▶ _What to produce_: For the string "from", state how many lines of the data hold it. Give nothing besides the number.

(Dataset excerpts)
● ● ● ● ● ● ●

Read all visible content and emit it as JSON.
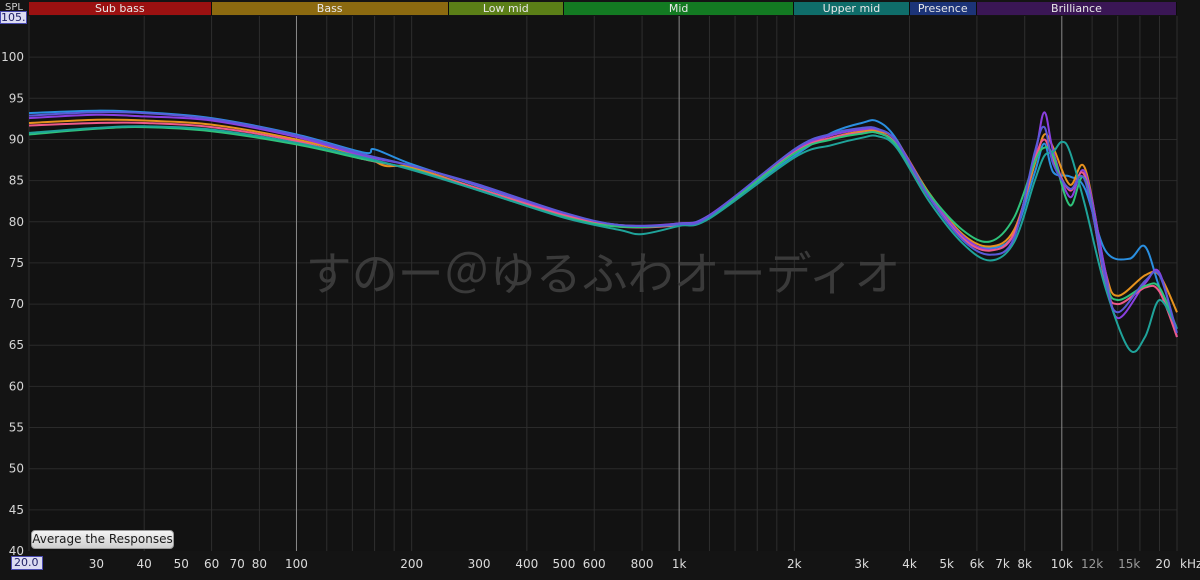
{
  "bands": [
    {
      "label": "Sub bass",
      "from": 20,
      "to": 60,
      "color": "#9b1111"
    },
    {
      "label": "Bass",
      "from": 60,
      "to": 250,
      "color": "#8c6a10"
    },
    {
      "label": "Low mid",
      "from": 250,
      "to": 500,
      "color": "#5b7f17"
    },
    {
      "label": "Mid",
      "from": 500,
      "to": 2000,
      "color": "#137a22"
    },
    {
      "label": "Upper mid",
      "from": 2000,
      "to": 4000,
      "color": "#0f6d6a"
    },
    {
      "label": "Presence",
      "from": 4000,
      "to": 6000,
      "color": "#1c3478"
    },
    {
      "label": "Brilliance",
      "from": 6000,
      "to": 20000,
      "color": "#3a1655"
    }
  ],
  "axis": {
    "y_unit": "SPL",
    "y_max_label": "105.0",
    "x_min_label": "20.0",
    "x_unit": "kHz"
  },
  "watermark": "すのー＠ゆるふわオーディオ",
  "button": {
    "label": "Average the Responses"
  },
  "chart_data": {
    "type": "line",
    "xscale": "log",
    "xlim": [
      20,
      20000
    ],
    "ylim": [
      40,
      105
    ],
    "grid": true,
    "y_ticks": [
      100,
      95,
      90,
      85,
      80,
      75,
      70,
      65,
      60,
      55,
      50,
      45,
      40
    ],
    "x_ticks": [
      {
        "value": 30,
        "label": "30"
      },
      {
        "value": 40,
        "label": "40"
      },
      {
        "value": 50,
        "label": "50"
      },
      {
        "value": 60,
        "label": "60"
      },
      {
        "value": 70,
        "label": "70"
      },
      {
        "value": 80,
        "label": "80"
      },
      {
        "value": 100,
        "label": "100"
      },
      {
        "value": 200,
        "label": "200"
      },
      {
        "value": 300,
        "label": "300"
      },
      {
        "value": 400,
        "label": "400"
      },
      {
        "value": 500,
        "label": "500"
      },
      {
        "value": 600,
        "label": "600"
      },
      {
        "value": 800,
        "label": "800"
      },
      {
        "value": 1000,
        "label": "1k"
      },
      {
        "value": 2000,
        "label": "2k"
      },
      {
        "value": 3000,
        "label": "3k"
      },
      {
        "value": 4000,
        "label": "4k"
      },
      {
        "value": 5000,
        "label": "5k"
      },
      {
        "value": 6000,
        "label": "6k"
      },
      {
        "value": 7000,
        "label": "7k"
      },
      {
        "value": 8000,
        "label": "8k"
      },
      {
        "value": 10000,
        "label": "10k"
      },
      {
        "value": 12000,
        "label": "12k",
        "minor": true
      },
      {
        "value": 15000,
        "label": "15k",
        "minor": true
      },
      {
        "value": 20000,
        "label": "20"
      }
    ],
    "series": [
      {
        "color": "#2a8fe0",
        "points": [
          [
            20,
            93.2
          ],
          [
            30,
            93.5
          ],
          [
            40,
            93.3
          ],
          [
            60,
            92.6
          ],
          [
            100,
            90.6
          ],
          [
            150,
            88.4
          ],
          [
            160,
            88.8
          ],
          [
            200,
            87.0
          ],
          [
            300,
            84.3
          ],
          [
            500,
            81.0
          ],
          [
            700,
            79.5
          ],
          [
            1000,
            79.8
          ],
          [
            1200,
            80.8
          ],
          [
            2000,
            88.0
          ],
          [
            2500,
            90.8
          ],
          [
            3000,
            92.0
          ],
          [
            3300,
            92.2
          ],
          [
            3700,
            90.0
          ],
          [
            4500,
            83.0
          ],
          [
            5500,
            78.0
          ],
          [
            6500,
            76.8
          ],
          [
            7500,
            78.5
          ],
          [
            8500,
            86.0
          ],
          [
            9000,
            89.5
          ],
          [
            9500,
            86.0
          ],
          [
            10500,
            85.5
          ],
          [
            11500,
            84.0
          ],
          [
            13000,
            76.5
          ],
          [
            15000,
            75.5
          ],
          [
            16500,
            77.0
          ],
          [
            18000,
            72.0
          ],
          [
            20000,
            67.0
          ]
        ]
      },
      {
        "color": "#e6921e",
        "points": [
          [
            20,
            92.0
          ],
          [
            30,
            92.4
          ],
          [
            40,
            92.3
          ],
          [
            60,
            91.8
          ],
          [
            100,
            90.0
          ],
          [
            150,
            87.9
          ],
          [
            170,
            86.8
          ],
          [
            200,
            86.6
          ],
          [
            300,
            84.0
          ],
          [
            500,
            80.8
          ],
          [
            700,
            79.6
          ],
          [
            1000,
            79.6
          ],
          [
            1200,
            80.6
          ],
          [
            2000,
            88.6
          ],
          [
            2500,
            90.2
          ],
          [
            3000,
            91.0
          ],
          [
            3300,
            91.0
          ],
          [
            3700,
            89.8
          ],
          [
            4500,
            83.5
          ],
          [
            5500,
            78.5
          ],
          [
            6500,
            77.0
          ],
          [
            7500,
            79.0
          ],
          [
            8500,
            87.0
          ],
          [
            9000,
            90.6
          ],
          [
            9500,
            89.0
          ],
          [
            10500,
            84.5
          ],
          [
            11500,
            86.5
          ],
          [
            13000,
            74.0
          ],
          [
            14000,
            71.0
          ],
          [
            16500,
            73.5
          ],
          [
            18000,
            73.5
          ],
          [
            20000,
            69.0
          ]
        ]
      },
      {
        "color": "#8a3fe0",
        "points": [
          [
            20,
            92.6
          ],
          [
            30,
            93.0
          ],
          [
            40,
            92.8
          ],
          [
            60,
            92.3
          ],
          [
            100,
            90.3
          ],
          [
            150,
            88.0
          ],
          [
            200,
            86.8
          ],
          [
            300,
            84.4
          ],
          [
            500,
            81.0
          ],
          [
            700,
            79.6
          ],
          [
            1000,
            79.8
          ],
          [
            1200,
            80.8
          ],
          [
            2000,
            88.6
          ],
          [
            2500,
            90.5
          ],
          [
            3000,
            91.2
          ],
          [
            3300,
            91.2
          ],
          [
            3700,
            89.8
          ],
          [
            4500,
            83.3
          ],
          [
            5500,
            78.3
          ],
          [
            6500,
            76.6
          ],
          [
            7500,
            78.5
          ],
          [
            8500,
            88.0
          ],
          [
            9000,
            93.3
          ],
          [
            9500,
            88.5
          ],
          [
            10500,
            83.0
          ],
          [
            11500,
            86.0
          ],
          [
            13000,
            74.0
          ],
          [
            14000,
            68.3
          ],
          [
            16500,
            72.5
          ],
          [
            18000,
            73.8
          ],
          [
            20000,
            66.0
          ]
        ]
      },
      {
        "color": "#ee5a8a",
        "points": [
          [
            20,
            91.7
          ],
          [
            30,
            92.0
          ],
          [
            40,
            92.0
          ],
          [
            60,
            91.5
          ],
          [
            100,
            89.8
          ],
          [
            150,
            87.6
          ],
          [
            200,
            86.4
          ],
          [
            300,
            84.0
          ],
          [
            500,
            80.8
          ],
          [
            700,
            79.4
          ],
          [
            1000,
            79.6
          ],
          [
            1200,
            80.6
          ],
          [
            2000,
            88.4
          ],
          [
            2500,
            90.2
          ],
          [
            3000,
            90.8
          ],
          [
            3300,
            90.8
          ],
          [
            3700,
            89.4
          ],
          [
            4500,
            83.0
          ],
          [
            5500,
            78.0
          ],
          [
            6500,
            76.5
          ],
          [
            7500,
            78.6
          ],
          [
            8500,
            87.5
          ],
          [
            9000,
            90.0
          ],
          [
            9500,
            87.5
          ],
          [
            10500,
            83.8
          ],
          [
            11500,
            85.5
          ],
          [
            13000,
            72.5
          ],
          [
            14000,
            70.0
          ],
          [
            16500,
            72.0
          ],
          [
            18000,
            71.5
          ],
          [
            20000,
            66.0
          ]
        ]
      },
      {
        "color": "#2ec27a",
        "points": [
          [
            20,
            90.6
          ],
          [
            30,
            91.3
          ],
          [
            40,
            91.5
          ],
          [
            60,
            91.0
          ],
          [
            100,
            89.4
          ],
          [
            150,
            87.6
          ],
          [
            200,
            86.4
          ],
          [
            300,
            83.8
          ],
          [
            500,
            80.6
          ],
          [
            700,
            79.4
          ],
          [
            1000,
            79.7
          ],
          [
            1200,
            80.6
          ],
          [
            2000,
            88.3
          ],
          [
            2500,
            90.0
          ],
          [
            3000,
            90.7
          ],
          [
            3300,
            90.8
          ],
          [
            3700,
            89.3
          ],
          [
            4500,
            83.4
          ],
          [
            5500,
            79.0
          ],
          [
            6500,
            77.6
          ],
          [
            7500,
            80.5
          ],
          [
            8500,
            87.3
          ],
          [
            9000,
            89.0
          ],
          [
            9500,
            88.0
          ],
          [
            10500,
            82.0
          ],
          [
            11500,
            85.2
          ],
          [
            13000,
            73.0
          ],
          [
            14000,
            70.5
          ],
          [
            16500,
            72.2
          ],
          [
            18000,
            72.0
          ],
          [
            20000,
            67.0
          ]
        ]
      },
      {
        "color": "#1fa39a",
        "points": [
          [
            20,
            90.8
          ],
          [
            30,
            91.4
          ],
          [
            40,
            91.6
          ],
          [
            60,
            91.2
          ],
          [
            100,
            89.6
          ],
          [
            150,
            87.8
          ],
          [
            200,
            86.3
          ],
          [
            300,
            83.8
          ],
          [
            500,
            80.5
          ],
          [
            700,
            79.0
          ],
          [
            800,
            78.5
          ],
          [
            1000,
            79.5
          ],
          [
            1200,
            80.4
          ],
          [
            2000,
            87.8
          ],
          [
            2500,
            89.3
          ],
          [
            3000,
            90.2
          ],
          [
            3300,
            90.4
          ],
          [
            3700,
            89.0
          ],
          [
            4500,
            82.5
          ],
          [
            5500,
            77.4
          ],
          [
            6500,
            75.3
          ],
          [
            7500,
            77.5
          ],
          [
            8500,
            85.0
          ],
          [
            9000,
            88.0
          ],
          [
            9500,
            88.5
          ],
          [
            10000,
            89.7
          ],
          [
            10500,
            88.5
          ],
          [
            11500,
            82.0
          ],
          [
            13000,
            72.0
          ],
          [
            15000,
            64.5
          ],
          [
            16500,
            66.0
          ],
          [
            18000,
            70.5
          ],
          [
            20000,
            67.0
          ]
        ]
      },
      {
        "color": "#5a5ad8",
        "points": [
          [
            20,
            92.9
          ],
          [
            30,
            93.3
          ],
          [
            40,
            93.2
          ],
          [
            60,
            92.5
          ],
          [
            100,
            90.5
          ],
          [
            150,
            88.2
          ],
          [
            200,
            86.8
          ],
          [
            300,
            84.5
          ],
          [
            500,
            81.1
          ],
          [
            700,
            79.6
          ],
          [
            1000,
            79.7
          ],
          [
            1200,
            80.7
          ],
          [
            2000,
            88.8
          ],
          [
            2500,
            90.7
          ],
          [
            3000,
            91.4
          ],
          [
            3300,
            91.3
          ],
          [
            3700,
            89.7
          ],
          [
            4500,
            83.0
          ],
          [
            5500,
            77.8
          ],
          [
            6500,
            76.0
          ],
          [
            7500,
            78.0
          ],
          [
            8500,
            88.5
          ],
          [
            9000,
            91.5
          ],
          [
            9500,
            87.0
          ],
          [
            10500,
            84.0
          ],
          [
            11500,
            85.0
          ],
          [
            13000,
            73.0
          ],
          [
            14000,
            69.0
          ],
          [
            16500,
            72.8
          ],
          [
            18000,
            73.5
          ],
          [
            20000,
            66.5
          ]
        ]
      }
    ]
  }
}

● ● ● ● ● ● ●

▶ _Response_: 7